Be strong and courageous.
Do not be afraid;
do not be discouraged,
for the Lord your God will be with you
wherever you go.”
Somewhere in her late 90’s my grandmother began losing her memory. While sad to see her struggle with names of her children and grandchildren it was fascinating that she could rattle off all 14 siblings in order of birth. Sometimes after stirring her coffee she would stare at the spoon in her hands as though pondering its purpose but if you replaced the spoon with a rosary, she would automatically begin her prayers. All of the things in her life she worked for – her home, her family, her friends – they were still there yet had slipped from the forefront of her focus. The only thing that remained, that stayed cemented in the muscle memory of her heart and brain was her prayers and her relationship to God. Desiring this same dedication whatever the future holds I have searched for prayers and scriptures to imprint in my heart, practicing them in the same way I drilled basic moves when I was a dancer, knowing they can always be further perfected in preparation for a future in which they are the only thing my muscles recognize
Comedian and host of the podcast “Good Muslim, Bad Muslim” Zahra Noorbakhsh was raised practicing the Fatihah, the prayer Muslims say five times a day. Growing up her parents demanded daily recitation with close attention paid to pronunciation, emphasis as well as execution of the coordinating poses and postures. Her mother warned her that if she ever forgot the words she would truly know what it meant to be a lost soul. Like so many people from all different faiths, as Zahra grew older practice of this prayer became tedious, burdensome and then finally abandoned. A few months ago when travel restrictions were placed upon residents of certain Muslim countries, Zahra was filled with rage as well as deep anxiety for the future. Without thinking she reached for the Fatihah. “When I needed it most, I reached for the words of the faith that I was raised with: that the universe is unified by a force of compassion. And I looked everywhere in the attic of my mind to find those words…I closed my eyes, desperate to remember those words of comfort, and they weren’t there.” Zahra later returned to her father and asked him to teach her to pray, again.

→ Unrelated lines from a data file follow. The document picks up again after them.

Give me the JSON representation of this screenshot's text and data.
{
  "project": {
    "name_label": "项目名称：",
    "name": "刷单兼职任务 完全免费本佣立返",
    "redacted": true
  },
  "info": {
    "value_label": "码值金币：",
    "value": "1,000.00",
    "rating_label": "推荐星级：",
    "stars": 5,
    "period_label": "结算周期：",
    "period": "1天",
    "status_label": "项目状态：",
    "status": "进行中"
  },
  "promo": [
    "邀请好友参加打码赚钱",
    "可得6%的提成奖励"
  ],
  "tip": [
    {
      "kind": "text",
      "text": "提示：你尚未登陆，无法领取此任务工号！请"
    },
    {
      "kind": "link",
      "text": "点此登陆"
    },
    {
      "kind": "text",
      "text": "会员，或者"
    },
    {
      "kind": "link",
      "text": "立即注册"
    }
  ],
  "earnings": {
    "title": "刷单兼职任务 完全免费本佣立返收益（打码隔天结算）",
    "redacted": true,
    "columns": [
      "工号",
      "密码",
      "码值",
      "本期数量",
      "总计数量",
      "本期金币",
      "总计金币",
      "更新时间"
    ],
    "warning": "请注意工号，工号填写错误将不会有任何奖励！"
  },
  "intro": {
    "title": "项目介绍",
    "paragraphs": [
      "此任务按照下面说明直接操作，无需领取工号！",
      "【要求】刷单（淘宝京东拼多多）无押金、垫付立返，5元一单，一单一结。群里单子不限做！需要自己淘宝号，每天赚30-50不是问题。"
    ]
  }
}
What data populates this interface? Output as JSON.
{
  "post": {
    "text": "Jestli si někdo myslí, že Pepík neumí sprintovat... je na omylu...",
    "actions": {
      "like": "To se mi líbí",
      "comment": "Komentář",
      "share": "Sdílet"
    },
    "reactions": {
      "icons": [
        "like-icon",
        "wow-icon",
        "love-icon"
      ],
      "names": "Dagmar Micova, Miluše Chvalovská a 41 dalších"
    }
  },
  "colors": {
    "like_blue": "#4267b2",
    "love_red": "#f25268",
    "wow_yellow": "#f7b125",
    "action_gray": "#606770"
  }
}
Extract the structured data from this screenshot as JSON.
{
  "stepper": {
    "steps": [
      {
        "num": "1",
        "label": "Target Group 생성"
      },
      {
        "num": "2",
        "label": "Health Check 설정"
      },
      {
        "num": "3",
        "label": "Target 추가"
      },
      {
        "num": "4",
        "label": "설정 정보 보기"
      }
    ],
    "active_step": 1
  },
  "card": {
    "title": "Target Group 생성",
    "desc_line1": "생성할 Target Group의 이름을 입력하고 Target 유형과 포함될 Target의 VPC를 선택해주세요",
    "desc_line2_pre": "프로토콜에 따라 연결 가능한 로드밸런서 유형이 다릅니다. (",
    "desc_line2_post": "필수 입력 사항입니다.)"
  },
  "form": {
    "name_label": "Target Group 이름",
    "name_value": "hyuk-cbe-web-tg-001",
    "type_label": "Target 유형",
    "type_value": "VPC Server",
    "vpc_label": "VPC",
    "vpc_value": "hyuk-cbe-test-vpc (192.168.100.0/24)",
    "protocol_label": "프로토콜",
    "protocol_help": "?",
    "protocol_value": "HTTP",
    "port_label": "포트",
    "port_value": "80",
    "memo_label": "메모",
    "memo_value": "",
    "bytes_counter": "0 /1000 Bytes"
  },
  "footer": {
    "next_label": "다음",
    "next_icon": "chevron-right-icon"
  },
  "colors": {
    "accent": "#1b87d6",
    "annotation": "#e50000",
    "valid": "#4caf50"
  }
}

As stagnant as prayer can sometimes feel, it isn’t something to be pickled, jarred and dusted off when needed. Instead prayer is a living muscle that only grows with regular, sometimes mundane exercise. Fortunately for us, God is a patient parent always willing to begin again teaching us the words that remind us no matter how much we lose or forget, we should always know how deeply we are loved.